The seminar series, "Beyond the Postdoc: The Science of the Job Search," included talks on CV/Resume and Cover Letter Writing, Interviewing Skills, Negotiating a Job Offer, and Group Management Techniques. Another series featured talks on Alternative Careers for Scientists in Biotechnology, Intellectual Property Issues, Careers in Patent Law and Technology Transfer, and Self-Assessment and Career Exploration for Scientists.
The most recent event, "Grant Writing for Success" was a daylong symposium co-sponsored by 11 departments and research centers at UNC, Duke University, and a foundation. It addressed awards for all levels of support with panel discussions by UNC faculty, representatives from funding agencies and foundations and faculty from other universities. UNC postdocs facilitated the panels, which culminated with a mock study section. The symposium produced constructive dialogue among postdocs, faculty, administrators and funding agencies and led to alliances that continue to grow.
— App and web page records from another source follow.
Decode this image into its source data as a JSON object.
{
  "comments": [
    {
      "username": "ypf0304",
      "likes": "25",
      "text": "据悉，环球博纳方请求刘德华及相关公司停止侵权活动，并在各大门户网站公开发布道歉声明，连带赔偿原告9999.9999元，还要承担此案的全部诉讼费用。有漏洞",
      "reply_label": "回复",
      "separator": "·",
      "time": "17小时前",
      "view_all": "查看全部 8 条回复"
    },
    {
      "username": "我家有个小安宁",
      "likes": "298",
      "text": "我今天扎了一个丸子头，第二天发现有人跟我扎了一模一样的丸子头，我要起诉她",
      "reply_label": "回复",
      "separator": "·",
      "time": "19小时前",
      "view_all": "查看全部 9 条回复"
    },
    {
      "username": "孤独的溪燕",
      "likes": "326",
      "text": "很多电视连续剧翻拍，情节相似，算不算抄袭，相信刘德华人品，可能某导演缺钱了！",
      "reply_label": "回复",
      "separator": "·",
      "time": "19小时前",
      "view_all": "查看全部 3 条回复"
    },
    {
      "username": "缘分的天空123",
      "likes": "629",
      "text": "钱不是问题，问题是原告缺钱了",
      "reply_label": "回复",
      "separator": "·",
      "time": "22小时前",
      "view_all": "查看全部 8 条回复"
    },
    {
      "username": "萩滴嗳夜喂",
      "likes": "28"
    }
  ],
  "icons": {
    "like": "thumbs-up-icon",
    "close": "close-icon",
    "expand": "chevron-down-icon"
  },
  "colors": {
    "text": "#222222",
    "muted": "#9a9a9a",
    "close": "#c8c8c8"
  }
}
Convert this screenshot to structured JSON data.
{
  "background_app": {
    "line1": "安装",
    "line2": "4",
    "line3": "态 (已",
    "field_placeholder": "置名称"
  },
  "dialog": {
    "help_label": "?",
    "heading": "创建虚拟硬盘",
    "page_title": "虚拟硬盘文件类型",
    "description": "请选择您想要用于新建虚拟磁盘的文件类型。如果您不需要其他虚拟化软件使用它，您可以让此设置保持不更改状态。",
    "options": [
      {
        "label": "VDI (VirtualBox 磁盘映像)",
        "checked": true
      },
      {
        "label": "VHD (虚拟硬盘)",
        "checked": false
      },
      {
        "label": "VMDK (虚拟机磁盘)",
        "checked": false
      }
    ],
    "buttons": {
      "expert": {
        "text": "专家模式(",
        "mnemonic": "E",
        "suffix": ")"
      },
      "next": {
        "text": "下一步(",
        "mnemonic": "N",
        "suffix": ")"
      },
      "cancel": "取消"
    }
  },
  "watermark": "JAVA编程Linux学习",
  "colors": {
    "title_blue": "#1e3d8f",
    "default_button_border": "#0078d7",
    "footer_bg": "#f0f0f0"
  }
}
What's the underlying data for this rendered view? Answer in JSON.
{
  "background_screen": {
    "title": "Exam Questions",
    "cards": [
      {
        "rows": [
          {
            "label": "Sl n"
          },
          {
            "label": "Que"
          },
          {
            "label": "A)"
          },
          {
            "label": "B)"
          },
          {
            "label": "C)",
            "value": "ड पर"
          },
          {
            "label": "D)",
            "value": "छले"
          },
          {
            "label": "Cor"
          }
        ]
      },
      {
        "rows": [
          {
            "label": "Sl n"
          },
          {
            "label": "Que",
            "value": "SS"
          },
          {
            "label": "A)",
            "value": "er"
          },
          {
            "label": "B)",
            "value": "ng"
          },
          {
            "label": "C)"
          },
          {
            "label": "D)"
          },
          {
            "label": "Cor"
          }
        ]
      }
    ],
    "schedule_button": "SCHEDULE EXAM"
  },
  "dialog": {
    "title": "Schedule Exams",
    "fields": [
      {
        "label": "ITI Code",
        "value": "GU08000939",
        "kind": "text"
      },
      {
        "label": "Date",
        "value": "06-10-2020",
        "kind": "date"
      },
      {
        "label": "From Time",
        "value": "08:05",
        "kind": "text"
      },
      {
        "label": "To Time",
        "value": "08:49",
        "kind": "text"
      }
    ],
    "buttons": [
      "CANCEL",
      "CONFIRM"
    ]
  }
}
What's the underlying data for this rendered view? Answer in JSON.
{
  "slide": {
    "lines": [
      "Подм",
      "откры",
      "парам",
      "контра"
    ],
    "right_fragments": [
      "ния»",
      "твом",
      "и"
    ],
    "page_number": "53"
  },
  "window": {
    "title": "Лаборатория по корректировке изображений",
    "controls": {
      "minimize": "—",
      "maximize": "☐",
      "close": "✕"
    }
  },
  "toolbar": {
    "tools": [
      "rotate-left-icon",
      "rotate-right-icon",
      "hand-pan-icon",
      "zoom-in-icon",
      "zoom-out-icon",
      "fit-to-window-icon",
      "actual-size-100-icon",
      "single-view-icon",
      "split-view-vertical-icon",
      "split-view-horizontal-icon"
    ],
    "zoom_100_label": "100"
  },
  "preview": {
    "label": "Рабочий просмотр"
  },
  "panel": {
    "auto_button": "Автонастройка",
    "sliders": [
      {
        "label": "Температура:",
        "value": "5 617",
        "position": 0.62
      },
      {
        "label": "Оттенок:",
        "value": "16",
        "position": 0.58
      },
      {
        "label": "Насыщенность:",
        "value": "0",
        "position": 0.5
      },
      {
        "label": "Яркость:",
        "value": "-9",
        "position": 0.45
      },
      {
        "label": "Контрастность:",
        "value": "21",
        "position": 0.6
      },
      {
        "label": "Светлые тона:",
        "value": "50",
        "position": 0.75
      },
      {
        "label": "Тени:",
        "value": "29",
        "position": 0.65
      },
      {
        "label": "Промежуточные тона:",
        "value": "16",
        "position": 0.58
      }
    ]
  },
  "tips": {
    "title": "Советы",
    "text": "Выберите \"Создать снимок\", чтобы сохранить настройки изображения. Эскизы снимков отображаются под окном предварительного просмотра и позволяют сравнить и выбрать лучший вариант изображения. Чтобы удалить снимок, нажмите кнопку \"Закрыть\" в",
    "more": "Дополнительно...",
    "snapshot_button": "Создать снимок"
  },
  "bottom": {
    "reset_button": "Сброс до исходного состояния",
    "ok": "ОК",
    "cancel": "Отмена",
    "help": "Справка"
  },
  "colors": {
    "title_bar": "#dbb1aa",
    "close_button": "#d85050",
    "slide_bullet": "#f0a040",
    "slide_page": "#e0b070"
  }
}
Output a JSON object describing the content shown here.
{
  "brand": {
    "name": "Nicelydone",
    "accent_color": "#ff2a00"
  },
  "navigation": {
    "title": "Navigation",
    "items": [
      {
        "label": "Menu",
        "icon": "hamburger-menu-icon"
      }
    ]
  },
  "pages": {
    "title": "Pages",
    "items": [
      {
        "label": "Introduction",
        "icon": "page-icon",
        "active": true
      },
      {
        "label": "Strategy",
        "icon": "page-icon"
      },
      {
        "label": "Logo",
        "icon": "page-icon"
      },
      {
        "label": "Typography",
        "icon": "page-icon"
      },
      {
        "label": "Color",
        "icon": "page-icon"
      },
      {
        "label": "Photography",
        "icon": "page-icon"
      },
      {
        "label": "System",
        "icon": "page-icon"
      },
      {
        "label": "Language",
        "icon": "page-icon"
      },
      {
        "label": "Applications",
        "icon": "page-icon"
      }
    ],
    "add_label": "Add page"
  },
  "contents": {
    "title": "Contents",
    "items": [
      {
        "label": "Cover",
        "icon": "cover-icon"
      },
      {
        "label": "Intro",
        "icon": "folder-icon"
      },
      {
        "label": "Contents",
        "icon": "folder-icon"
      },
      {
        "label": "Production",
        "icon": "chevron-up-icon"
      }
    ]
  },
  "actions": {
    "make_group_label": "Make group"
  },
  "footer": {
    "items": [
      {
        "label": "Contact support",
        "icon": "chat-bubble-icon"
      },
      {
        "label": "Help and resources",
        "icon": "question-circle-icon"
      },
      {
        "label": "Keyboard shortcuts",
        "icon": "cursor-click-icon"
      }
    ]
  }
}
Collaborating to Develop University Policy
Collaboration at UNC-Chapel Hill among faculty, administrators and postdocs resulted in the formation of the UNC Postdoc Advisory Committee. This Committee, assembled by the Vice Chancellor for Research and Graduate Studies and composed of faculty and postdocs from a variety of disciplines, is charged with developing and implementing policy campus-wide for UNC postdocs. While the university clearly faces challenges in the coming years to implement new policies and to grow the UNC postdoc community, increased collaboration between and among key constituencies will ease the growth process and allow the university to move forward as a leader in enhancing postdoctoral education.